Sparkling-tailed Hummingbird Tilmatura dupontii

  • Order: Caprimulgiformes
  • Family: Trochilidae
  • Monotypic
  • Authors: Marîa del Coro Arizmendi, Claudia I. Rodríguez-Flores, Carlos A. Soberanes-González, and Thomas S. Schulenberg
  • © Karen Ness

Sparkling-tailed Hummingbirds are perhaps best identified by the white patch on each side of the rump. Males have long, forked tails which appear black with white bands when folded. Males also have blue or bluish purple throats, while females are cinnamon below. These medium sized hummingbirds are not often heard while foraging, but males sing a high thin song from open perches. When feeding on scattered flowers, their flight is slow like that of a bee, and wing beats even sound insect-like. Sparkling-tailed Hummingbirds inhabit humid and arid forest borders, brush-filled second growth, and scrub woodlands.

Simple song

© John van Dort

  • Year-round
  • Migration
  • Breeding
  • Non-Breeding

Recommended Citation
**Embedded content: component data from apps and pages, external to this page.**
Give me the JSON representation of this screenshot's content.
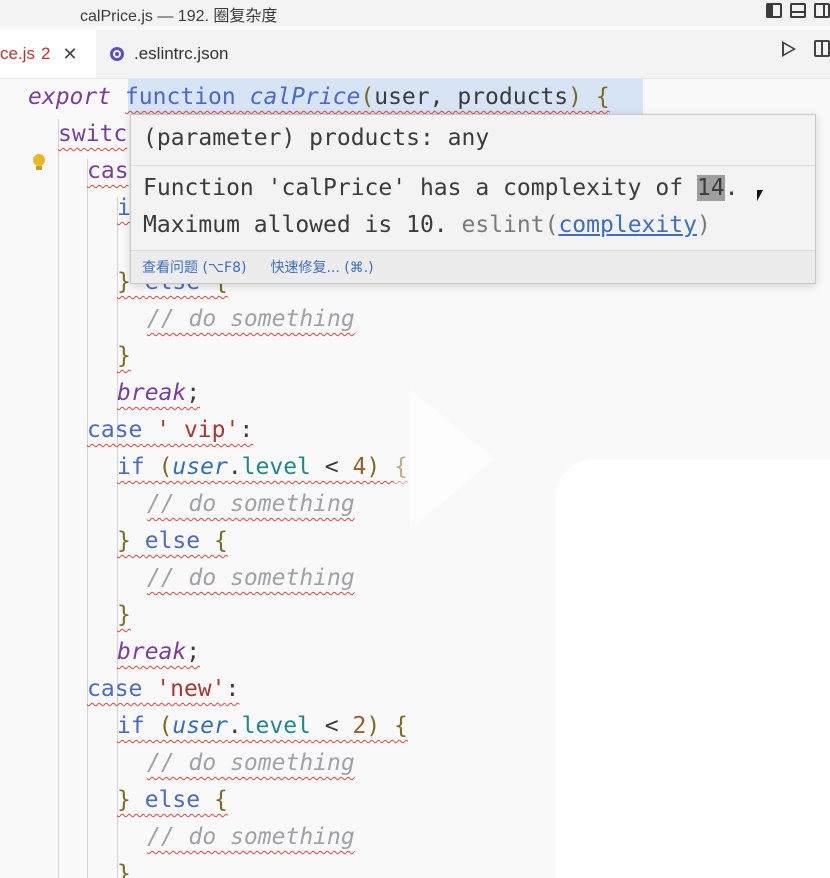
{
  "window": {
    "title": "calPrice.js — 192. 圈复杂度"
  },
  "tabs": [
    {
      "label": "ce.js",
      "problems": "2",
      "close": "✕"
    },
    {
      "label": ".eslintrc.json"
    }
  ],
  "code": {
    "l1": {
      "export": "export",
      "function": "function",
      "name": "calPrice",
      "open": "(",
      "p1": "user",
      "comma": ", ",
      "p2": "products",
      "close": ")",
      "brace": "{"
    },
    "l2": {
      "text": "switc"
    },
    "l3": {
      "text": "cas"
    },
    "l4": {
      "text": "i"
    },
    "l6": {
      "close": "}",
      "else": "else",
      "open": "{"
    },
    "l7": {
      "comment": "// do something"
    },
    "l8": {
      "close": "}"
    },
    "l9": {
      "break": "break",
      "semi": ";"
    },
    "l10": {
      "case": "case",
      "str": "' vip'",
      "colon": ":"
    },
    "l11": {
      "if": "if",
      "open": "(",
      "obj": "user",
      "dot": ".",
      "prop": "level",
      "op": " < ",
      "num": "4",
      "close": ")",
      "brace": "{"
    },
    "l12": {
      "comment": "// do something"
    },
    "l13": {
      "close": "}",
      "else": "else",
      "open": "{"
    },
    "l14": {
      "comment": "// do something"
    },
    "l15": {
      "close": "}"
    },
    "l16": {
      "break": "break",
      "semi": ";"
    },
    "l17": {
      "case": "case",
      "str": "'new'",
      "colon": ":"
    },
    "l18": {
      "if": "if",
      "open": "(",
      "obj": "user",
      "dot": ".",
      "prop": "level",
      "op": " < ",
      "num": "2",
      "close": ")",
      "brace": "{"
    },
    "l19": {
      "comment": "// do something"
    },
    "l20": {
      "close": "}",
      "else": "else",
      "open": "{"
    },
    "l21": {
      "comment": "// do something"
    },
    "l22": {
      "close": "}"
    }
  },
  "hover": {
    "signature": "(parameter) products: any",
    "message_line1_before": "Function 'calPrice' has a complexity of ",
    "message_line1_num": "14",
    "message_line1_after": ".",
    "message_line2_before": "Maximum allowed is 10. ",
    "source": "eslint",
    "paren_open": "(",
    "rule": "complexity",
    "paren_close": ")",
    "action_view_problem": "查看问题 (⌥F8)",
    "action_quick_fix": "快速修复... (⌘.)"
  },
  "colors": {
    "error_squiggle": "#e0443a",
    "link": "#3c6fc2",
    "keyword": "#7a3e9d"
  }
}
Arizmendi, M. d. C., C. I. Rodríguez-Flores, C. A. Soberanes-González, and T. S. Schulenberg (2013). Sparkling-tailed Hummingbird (Tilmatura dupontii), version 1.0. In Neotropical Birds Online (T. S. Schulenberg, Editor). Cornell Lab of Ornithology, Ithaca, NY, USA.